Love and Valour on ‘the Victorian Titanic’ by Gill Hoffs
Just Pretend by Martyn Waites
Freak by Charles de Lint
The New Heroes of the Old Fairgrounds by K.L. Pereira
When the Hammer Comes Down by Josh Stallings
Stretching Fifteen by Angel Luis Colón
Bounty by Jerry Bloomfield
Light-Bringer by Laura K. Curtis
Hercules and the Spawn of the Titans by Michael A. Black
How to Paint Your Dragon by Andrew D’Apice
Don’t Fear the Ripper by Holly West Two Views by Tim Daly
A Hundred Pearls by Errick Nunnally
Snapshots by Christopher Irvin
Deceit by Joyce Carol Oates
The Perfect Weapon by Zak Mucha
An Open Letter to the Children of the Secret by Dionysios Dionou
Behavior is Truth by Gwyndyn T. Alexander
Pigeons for Protect! by Linda Sarah

Monday, September 14, 2015

Noteworthy Reads: BETWEEN THE LIVING AND THE DEAD by Bill Crider

This is the twentieth title in the Sheriff Dan Rhodes series, and if you haven’t been keeping up … well, why the heck not? These are some highly entertaining mysteries written by a highly skilled author.

BETWEEN THE LIVING AND THE DEAD is no exception. Everything readers have come to expect from a Crider/Rhodes tale is here: A nicely rendered rural setting, a wide range of colorful characters, a nice dose of humor, snappy banter, and a solidly plotted mystery. The latter includes a couple of murders, drug trafficking, bull riding, a feral hog stampede, and maybe even some ghosts. Among other things.

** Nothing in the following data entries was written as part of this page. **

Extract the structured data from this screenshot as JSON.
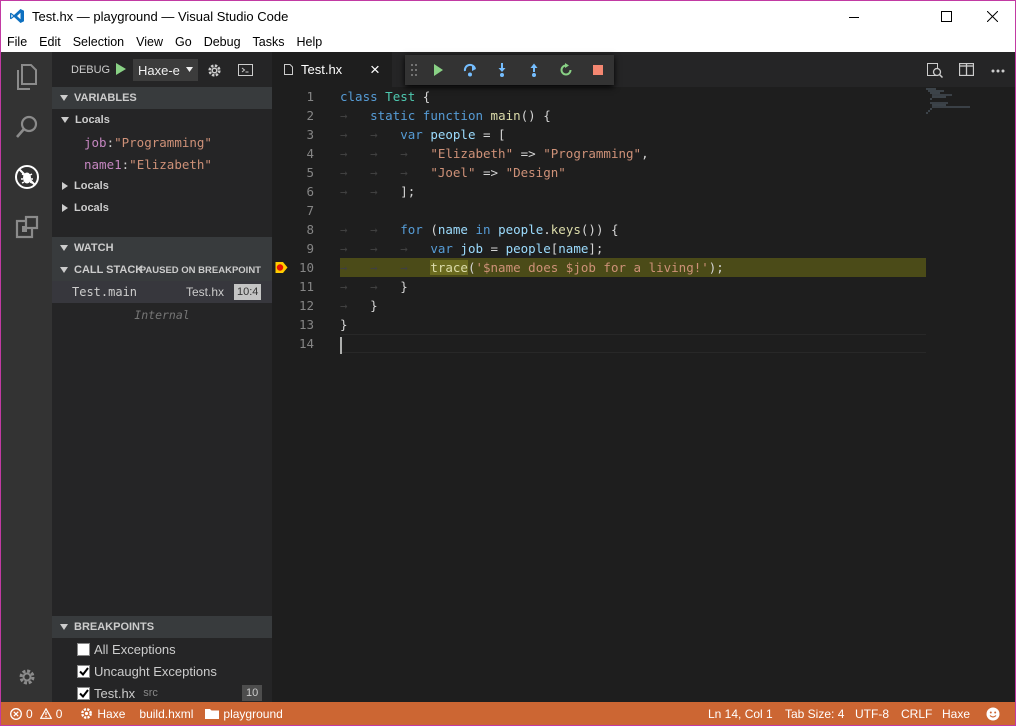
{
  "window": {
    "title": "Test.hx — playground — Visual Studio Code"
  },
  "menu": [
    "File",
    "Edit",
    "Selection",
    "View",
    "Go",
    "Debug",
    "Tasks",
    "Help"
  ],
  "debug": {
    "label": "DEBUG",
    "config": "Haxe-e"
  },
  "variables": {
    "header": "VARIABLES",
    "scopes": [
      {
        "name": "Locals",
        "expanded": true,
        "vars": [
          {
            "name": "job",
            "value": "\"Programming\""
          },
          {
            "name": "name1",
            "value": "\"Elizabeth\""
          }
        ]
      },
      {
        "name": "Locals",
        "expanded": false
      },
      {
        "name": "Locals",
        "expanded": false
      }
    ]
  },
  "watch": {
    "header": "WATCH"
  },
  "callstack": {
    "header": "CALL STACK",
    "status": "PAUSED ON BREAKPOINT",
    "frames": [
      {
        "name": "Test.main",
        "file": "Test.hx",
        "pos": "10:4"
      }
    ],
    "internal": "Internal"
  },
  "breakpoints": {
    "header": "BREAKPOINTS",
    "items": [
      {
        "label": "All Exceptions",
        "checked": false
      },
      {
        "label": "Uncaught Exceptions",
        "checked": true
      },
      {
        "label": "Test.hx",
        "detail": "src",
        "line": "10",
        "checked": true
      }
    ]
  },
  "tab": {
    "label": "Test.hx",
    "close": "×"
  },
  "line_numbers": [
    "1",
    "2",
    "3",
    "4",
    "5",
    "6",
    "7",
    "8",
    "9",
    "10",
    "11",
    "12",
    "13",
    "14"
  ],
  "status": {
    "errors": "0",
    "warnings": "0",
    "haxe": "Haxe",
    "build": "build.hxml",
    "folder": "playground",
    "position": "Ln 14, Col 1",
    "tabsize": "Tab Size: 4",
    "encoding": "UTF-8",
    "eol": "CRLF",
    "language": "Haxe"
  },
  "colors": {
    "statusbar": "#cc6633",
    "activity": "#333333",
    "sidebar": "#252526",
    "editor": "#1e1e1e",
    "highlight": "#4b4b18"
  }
}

Sheriff Rhodes is the anchor, the center post to all these goings-on and the one who will eventually get it all sorted out. Author Crider is the puppet-master who pulls all the strings on the events that keep Rhodes so busy. Together, as always, they make a formidable pair.

A fine series and a fine new addition to it.
Strongly recommended.